Problem statement
What you produce should be every line from the data that includes "rent".

Data records
*-*-*

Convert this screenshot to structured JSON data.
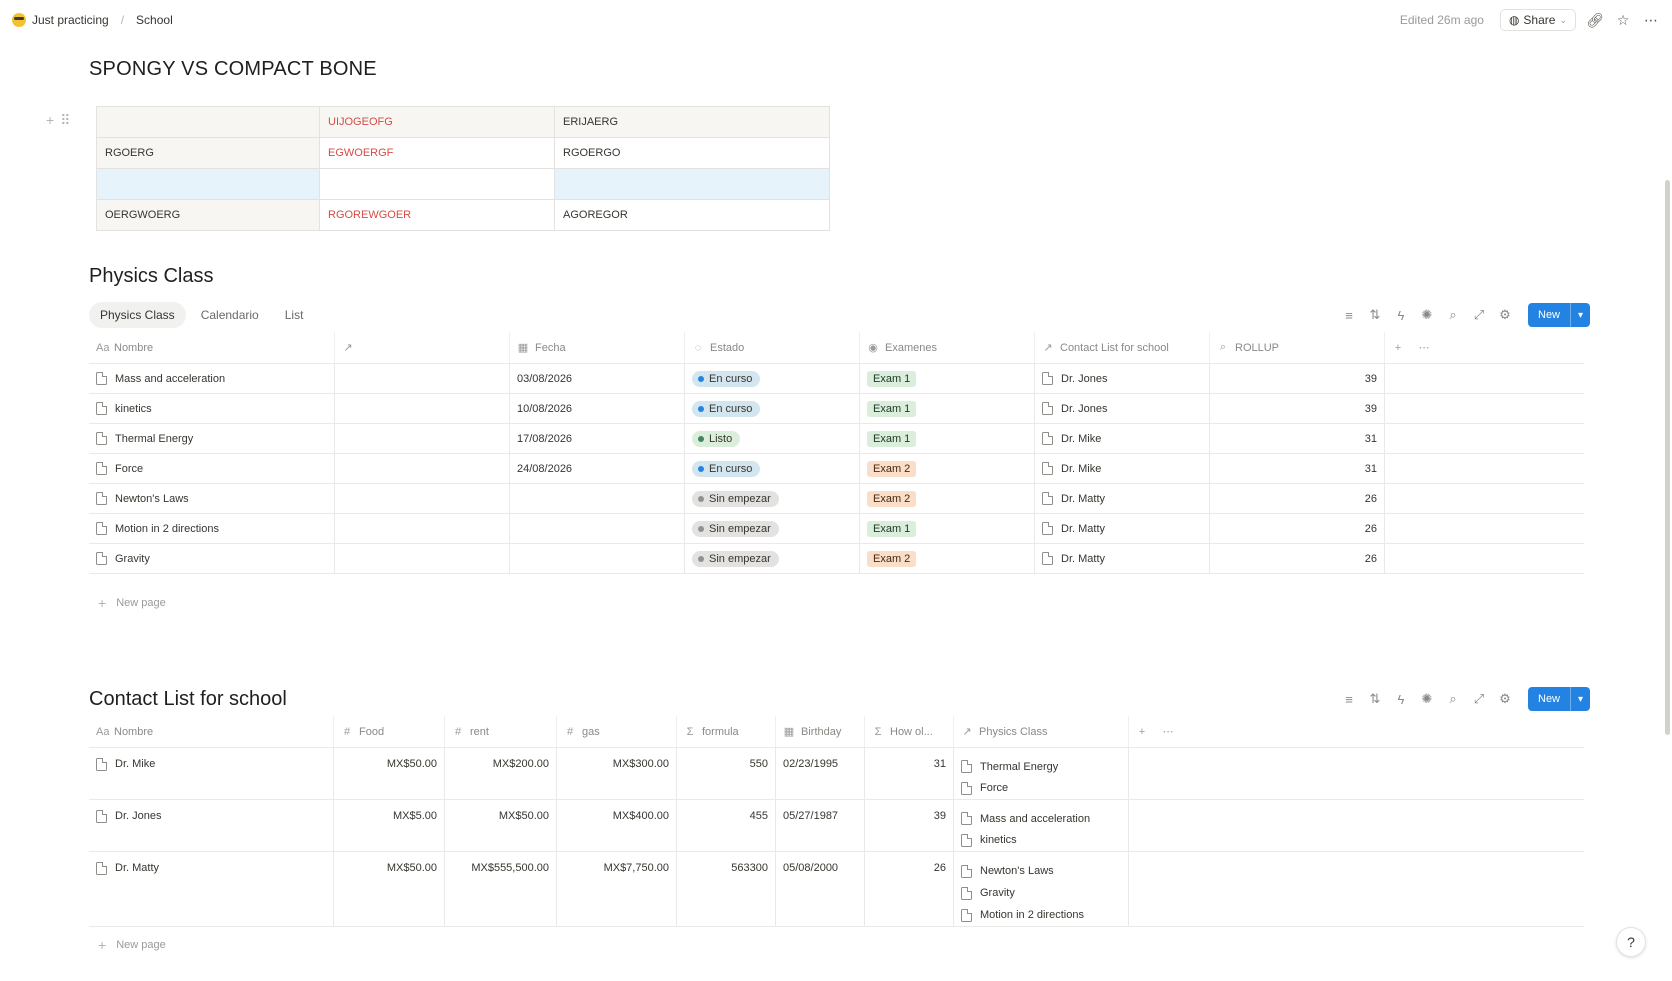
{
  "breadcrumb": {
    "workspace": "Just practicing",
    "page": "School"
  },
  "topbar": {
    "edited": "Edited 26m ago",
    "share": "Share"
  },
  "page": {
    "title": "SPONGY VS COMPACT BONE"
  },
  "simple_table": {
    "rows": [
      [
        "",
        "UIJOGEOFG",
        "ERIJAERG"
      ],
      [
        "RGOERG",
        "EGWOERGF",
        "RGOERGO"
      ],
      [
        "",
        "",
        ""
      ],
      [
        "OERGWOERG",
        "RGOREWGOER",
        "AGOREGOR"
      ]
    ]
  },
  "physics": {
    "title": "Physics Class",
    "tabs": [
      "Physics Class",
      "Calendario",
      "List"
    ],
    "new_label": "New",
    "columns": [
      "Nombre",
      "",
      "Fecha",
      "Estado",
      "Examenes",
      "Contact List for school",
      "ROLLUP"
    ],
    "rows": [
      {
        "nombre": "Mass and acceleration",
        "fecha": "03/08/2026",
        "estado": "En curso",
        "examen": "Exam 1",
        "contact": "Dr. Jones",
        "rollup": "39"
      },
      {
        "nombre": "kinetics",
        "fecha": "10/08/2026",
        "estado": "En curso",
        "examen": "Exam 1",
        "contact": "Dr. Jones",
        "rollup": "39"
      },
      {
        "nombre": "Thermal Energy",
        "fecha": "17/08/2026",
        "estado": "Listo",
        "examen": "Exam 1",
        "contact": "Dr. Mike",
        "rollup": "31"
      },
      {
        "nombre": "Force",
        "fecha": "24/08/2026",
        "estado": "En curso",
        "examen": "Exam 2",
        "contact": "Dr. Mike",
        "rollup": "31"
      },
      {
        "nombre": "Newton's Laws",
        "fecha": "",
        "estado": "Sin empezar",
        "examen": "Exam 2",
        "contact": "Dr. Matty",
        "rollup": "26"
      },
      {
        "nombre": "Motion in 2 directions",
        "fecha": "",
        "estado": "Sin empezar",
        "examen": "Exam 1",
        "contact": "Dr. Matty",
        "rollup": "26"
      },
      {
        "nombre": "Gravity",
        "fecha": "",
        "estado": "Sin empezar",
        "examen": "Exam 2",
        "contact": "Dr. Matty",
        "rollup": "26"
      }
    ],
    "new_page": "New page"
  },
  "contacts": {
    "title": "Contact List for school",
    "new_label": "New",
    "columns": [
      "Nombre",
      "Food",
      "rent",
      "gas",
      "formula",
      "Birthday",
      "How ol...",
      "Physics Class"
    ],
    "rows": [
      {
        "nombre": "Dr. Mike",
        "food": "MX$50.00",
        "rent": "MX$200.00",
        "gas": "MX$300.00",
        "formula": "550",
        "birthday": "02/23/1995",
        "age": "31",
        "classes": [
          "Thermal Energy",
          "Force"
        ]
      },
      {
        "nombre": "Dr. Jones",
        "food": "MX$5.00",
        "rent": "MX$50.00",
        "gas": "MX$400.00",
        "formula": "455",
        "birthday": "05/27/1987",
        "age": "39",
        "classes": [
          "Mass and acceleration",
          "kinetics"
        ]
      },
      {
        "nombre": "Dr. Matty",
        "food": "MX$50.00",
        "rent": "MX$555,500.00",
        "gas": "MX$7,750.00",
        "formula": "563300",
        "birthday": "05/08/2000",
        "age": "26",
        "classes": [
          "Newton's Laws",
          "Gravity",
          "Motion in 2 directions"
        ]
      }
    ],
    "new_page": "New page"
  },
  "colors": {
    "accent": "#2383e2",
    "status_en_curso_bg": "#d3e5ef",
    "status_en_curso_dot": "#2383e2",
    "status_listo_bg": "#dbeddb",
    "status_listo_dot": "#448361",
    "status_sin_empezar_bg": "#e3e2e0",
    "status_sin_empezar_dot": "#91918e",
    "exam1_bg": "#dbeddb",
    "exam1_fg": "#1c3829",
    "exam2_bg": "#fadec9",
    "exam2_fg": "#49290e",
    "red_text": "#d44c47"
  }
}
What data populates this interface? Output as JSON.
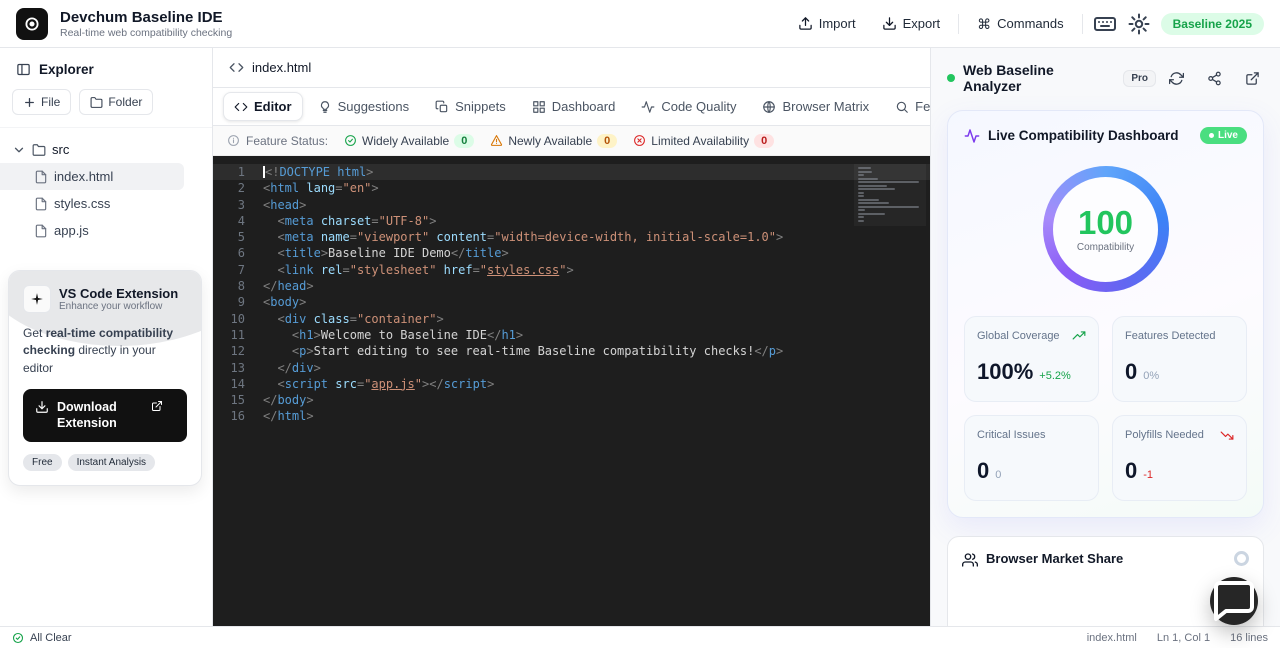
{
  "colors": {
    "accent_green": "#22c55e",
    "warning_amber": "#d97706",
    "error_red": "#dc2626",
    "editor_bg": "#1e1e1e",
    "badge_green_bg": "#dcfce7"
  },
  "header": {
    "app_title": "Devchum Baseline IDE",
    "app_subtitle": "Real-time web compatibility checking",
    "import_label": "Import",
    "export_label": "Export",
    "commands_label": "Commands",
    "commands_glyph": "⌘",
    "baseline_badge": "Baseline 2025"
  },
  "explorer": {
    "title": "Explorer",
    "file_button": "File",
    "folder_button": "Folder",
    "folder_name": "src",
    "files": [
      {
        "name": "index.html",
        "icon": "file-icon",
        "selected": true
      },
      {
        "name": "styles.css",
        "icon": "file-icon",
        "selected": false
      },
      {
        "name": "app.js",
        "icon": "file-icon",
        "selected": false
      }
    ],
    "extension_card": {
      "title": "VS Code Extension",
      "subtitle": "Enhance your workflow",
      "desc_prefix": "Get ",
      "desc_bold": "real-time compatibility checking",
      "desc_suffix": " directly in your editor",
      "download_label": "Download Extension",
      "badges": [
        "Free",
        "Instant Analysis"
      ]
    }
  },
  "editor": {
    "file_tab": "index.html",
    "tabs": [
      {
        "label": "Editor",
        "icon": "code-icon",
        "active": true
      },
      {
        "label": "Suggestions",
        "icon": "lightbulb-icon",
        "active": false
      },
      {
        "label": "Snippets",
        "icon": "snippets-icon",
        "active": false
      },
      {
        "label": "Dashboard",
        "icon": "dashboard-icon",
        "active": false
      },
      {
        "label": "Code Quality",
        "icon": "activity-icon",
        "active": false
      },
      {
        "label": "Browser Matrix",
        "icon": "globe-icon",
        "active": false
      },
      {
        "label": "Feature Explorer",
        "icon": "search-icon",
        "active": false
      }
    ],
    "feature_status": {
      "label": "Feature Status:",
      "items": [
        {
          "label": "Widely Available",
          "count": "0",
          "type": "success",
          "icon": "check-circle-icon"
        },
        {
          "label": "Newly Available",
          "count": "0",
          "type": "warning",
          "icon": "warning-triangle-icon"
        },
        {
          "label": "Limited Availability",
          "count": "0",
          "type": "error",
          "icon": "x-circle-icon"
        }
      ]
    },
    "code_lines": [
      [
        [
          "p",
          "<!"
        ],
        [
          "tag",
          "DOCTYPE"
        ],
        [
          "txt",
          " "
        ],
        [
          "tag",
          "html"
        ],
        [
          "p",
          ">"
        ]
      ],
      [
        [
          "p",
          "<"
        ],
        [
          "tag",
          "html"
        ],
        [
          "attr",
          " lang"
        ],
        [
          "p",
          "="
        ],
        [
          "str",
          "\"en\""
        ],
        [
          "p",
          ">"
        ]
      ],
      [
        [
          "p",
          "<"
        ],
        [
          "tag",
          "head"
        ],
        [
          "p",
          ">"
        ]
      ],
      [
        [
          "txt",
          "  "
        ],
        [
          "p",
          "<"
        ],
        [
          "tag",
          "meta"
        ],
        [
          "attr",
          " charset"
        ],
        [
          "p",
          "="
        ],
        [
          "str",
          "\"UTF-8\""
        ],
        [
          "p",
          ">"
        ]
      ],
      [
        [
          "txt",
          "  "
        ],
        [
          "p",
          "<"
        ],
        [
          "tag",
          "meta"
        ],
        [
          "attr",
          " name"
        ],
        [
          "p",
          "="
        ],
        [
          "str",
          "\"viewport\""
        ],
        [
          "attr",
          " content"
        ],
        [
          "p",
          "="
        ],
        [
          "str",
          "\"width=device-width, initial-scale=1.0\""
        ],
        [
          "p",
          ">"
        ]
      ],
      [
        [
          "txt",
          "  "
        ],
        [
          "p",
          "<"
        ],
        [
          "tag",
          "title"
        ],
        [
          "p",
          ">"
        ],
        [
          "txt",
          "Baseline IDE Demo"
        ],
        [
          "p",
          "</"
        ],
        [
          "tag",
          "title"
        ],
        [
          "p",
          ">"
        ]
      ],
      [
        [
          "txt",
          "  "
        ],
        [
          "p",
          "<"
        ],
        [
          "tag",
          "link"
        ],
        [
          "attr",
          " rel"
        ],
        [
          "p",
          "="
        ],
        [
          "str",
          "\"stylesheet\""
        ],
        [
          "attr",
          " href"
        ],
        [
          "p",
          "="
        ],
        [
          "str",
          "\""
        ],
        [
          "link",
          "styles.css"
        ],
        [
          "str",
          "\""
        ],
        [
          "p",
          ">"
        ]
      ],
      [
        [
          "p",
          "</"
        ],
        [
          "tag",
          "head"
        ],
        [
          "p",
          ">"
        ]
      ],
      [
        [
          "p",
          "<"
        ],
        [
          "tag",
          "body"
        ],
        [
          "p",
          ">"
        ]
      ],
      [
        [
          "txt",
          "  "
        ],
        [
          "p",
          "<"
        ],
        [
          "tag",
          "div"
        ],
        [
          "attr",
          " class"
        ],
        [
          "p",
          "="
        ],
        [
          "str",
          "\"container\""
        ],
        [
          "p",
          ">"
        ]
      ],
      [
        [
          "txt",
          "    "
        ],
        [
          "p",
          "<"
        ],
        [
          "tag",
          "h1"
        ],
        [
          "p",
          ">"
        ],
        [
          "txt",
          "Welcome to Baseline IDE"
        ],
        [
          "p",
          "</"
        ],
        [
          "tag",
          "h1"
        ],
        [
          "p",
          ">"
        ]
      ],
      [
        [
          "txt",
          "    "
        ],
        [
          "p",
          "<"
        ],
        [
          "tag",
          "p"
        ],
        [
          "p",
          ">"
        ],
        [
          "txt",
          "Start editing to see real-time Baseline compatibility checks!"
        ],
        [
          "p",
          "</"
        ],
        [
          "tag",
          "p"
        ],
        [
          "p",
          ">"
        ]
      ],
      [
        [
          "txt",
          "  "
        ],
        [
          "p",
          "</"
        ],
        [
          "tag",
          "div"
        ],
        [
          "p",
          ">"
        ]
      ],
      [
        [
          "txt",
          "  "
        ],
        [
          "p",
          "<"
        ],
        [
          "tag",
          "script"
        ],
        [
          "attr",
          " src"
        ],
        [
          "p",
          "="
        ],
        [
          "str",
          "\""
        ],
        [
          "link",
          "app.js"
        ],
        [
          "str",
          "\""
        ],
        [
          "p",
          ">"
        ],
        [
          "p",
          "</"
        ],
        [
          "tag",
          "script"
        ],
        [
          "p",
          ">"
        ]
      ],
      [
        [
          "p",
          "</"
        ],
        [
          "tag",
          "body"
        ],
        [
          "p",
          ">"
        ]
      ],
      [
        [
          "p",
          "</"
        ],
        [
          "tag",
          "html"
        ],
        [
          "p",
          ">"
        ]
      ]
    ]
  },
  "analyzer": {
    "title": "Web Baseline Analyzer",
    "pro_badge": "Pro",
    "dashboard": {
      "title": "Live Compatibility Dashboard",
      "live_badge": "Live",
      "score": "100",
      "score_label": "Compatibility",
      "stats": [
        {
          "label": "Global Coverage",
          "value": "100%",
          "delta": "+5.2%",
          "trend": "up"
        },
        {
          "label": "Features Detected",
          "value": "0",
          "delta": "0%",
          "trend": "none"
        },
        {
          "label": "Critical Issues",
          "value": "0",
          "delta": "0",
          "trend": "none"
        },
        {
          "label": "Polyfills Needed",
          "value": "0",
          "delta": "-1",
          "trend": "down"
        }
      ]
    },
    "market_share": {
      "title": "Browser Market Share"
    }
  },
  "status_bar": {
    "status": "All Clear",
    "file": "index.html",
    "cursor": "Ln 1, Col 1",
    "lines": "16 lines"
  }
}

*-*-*

Result for this exercise
      "rent",
        "rent": "MX$200.00",
        "rent": "MX$50.00",
        "rent": "MX$555,500.00",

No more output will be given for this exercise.